__TASK PROMPT__:
Whenever a line of the records below contains the word "price", copy that line.

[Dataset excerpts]
——————————
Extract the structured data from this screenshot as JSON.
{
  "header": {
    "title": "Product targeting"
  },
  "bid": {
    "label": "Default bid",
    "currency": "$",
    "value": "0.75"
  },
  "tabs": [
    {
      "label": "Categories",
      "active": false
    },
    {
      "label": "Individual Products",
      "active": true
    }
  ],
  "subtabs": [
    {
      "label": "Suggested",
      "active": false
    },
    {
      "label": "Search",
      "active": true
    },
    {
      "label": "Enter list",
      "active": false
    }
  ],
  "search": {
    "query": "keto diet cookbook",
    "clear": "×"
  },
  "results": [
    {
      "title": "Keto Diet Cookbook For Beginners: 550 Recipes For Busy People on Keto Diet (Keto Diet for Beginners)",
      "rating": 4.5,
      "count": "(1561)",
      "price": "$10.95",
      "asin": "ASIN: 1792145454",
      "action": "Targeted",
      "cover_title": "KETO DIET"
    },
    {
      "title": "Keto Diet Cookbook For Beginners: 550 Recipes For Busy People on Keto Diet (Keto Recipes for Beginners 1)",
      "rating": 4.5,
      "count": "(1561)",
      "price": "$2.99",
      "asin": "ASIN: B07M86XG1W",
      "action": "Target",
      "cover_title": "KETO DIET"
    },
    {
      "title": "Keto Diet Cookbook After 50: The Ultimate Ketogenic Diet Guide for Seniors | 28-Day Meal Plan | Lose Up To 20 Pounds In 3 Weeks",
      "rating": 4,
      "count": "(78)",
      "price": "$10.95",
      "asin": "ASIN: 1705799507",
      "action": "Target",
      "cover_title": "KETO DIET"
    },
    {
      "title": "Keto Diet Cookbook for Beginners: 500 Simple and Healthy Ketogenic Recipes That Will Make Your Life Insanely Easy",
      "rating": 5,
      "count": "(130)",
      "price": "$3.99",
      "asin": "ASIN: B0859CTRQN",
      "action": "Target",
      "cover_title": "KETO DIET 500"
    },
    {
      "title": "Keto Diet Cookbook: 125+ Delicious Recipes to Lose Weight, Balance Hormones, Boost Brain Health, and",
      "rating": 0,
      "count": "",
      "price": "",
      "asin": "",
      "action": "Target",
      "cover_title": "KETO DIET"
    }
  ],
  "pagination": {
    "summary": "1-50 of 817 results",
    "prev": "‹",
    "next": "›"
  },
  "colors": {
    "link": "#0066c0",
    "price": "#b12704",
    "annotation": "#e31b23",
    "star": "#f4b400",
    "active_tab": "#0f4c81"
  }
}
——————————
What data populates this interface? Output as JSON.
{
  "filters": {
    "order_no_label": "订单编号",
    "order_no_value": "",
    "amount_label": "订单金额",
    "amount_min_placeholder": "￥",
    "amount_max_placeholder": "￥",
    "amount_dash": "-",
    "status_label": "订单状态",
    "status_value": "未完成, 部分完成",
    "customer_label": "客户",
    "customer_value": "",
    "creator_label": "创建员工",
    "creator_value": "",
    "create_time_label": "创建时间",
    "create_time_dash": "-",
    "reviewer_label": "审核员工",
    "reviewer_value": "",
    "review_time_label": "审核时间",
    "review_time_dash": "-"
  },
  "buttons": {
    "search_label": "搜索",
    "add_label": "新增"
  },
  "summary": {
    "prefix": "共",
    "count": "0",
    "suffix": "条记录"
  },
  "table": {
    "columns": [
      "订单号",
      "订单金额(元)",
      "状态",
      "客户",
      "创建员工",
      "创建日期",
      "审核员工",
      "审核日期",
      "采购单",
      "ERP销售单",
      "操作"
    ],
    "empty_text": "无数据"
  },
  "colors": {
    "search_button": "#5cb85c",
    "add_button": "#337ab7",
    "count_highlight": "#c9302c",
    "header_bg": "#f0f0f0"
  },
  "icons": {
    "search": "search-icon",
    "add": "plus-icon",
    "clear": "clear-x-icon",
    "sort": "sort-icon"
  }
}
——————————
__REPLY TO THE EXERCISE__:
      "price": "$10.95",
      "price": "$2.99",
      "price": "$10.95",
      "price": "$3.99",
      "price": "",
    "price": "#b12704",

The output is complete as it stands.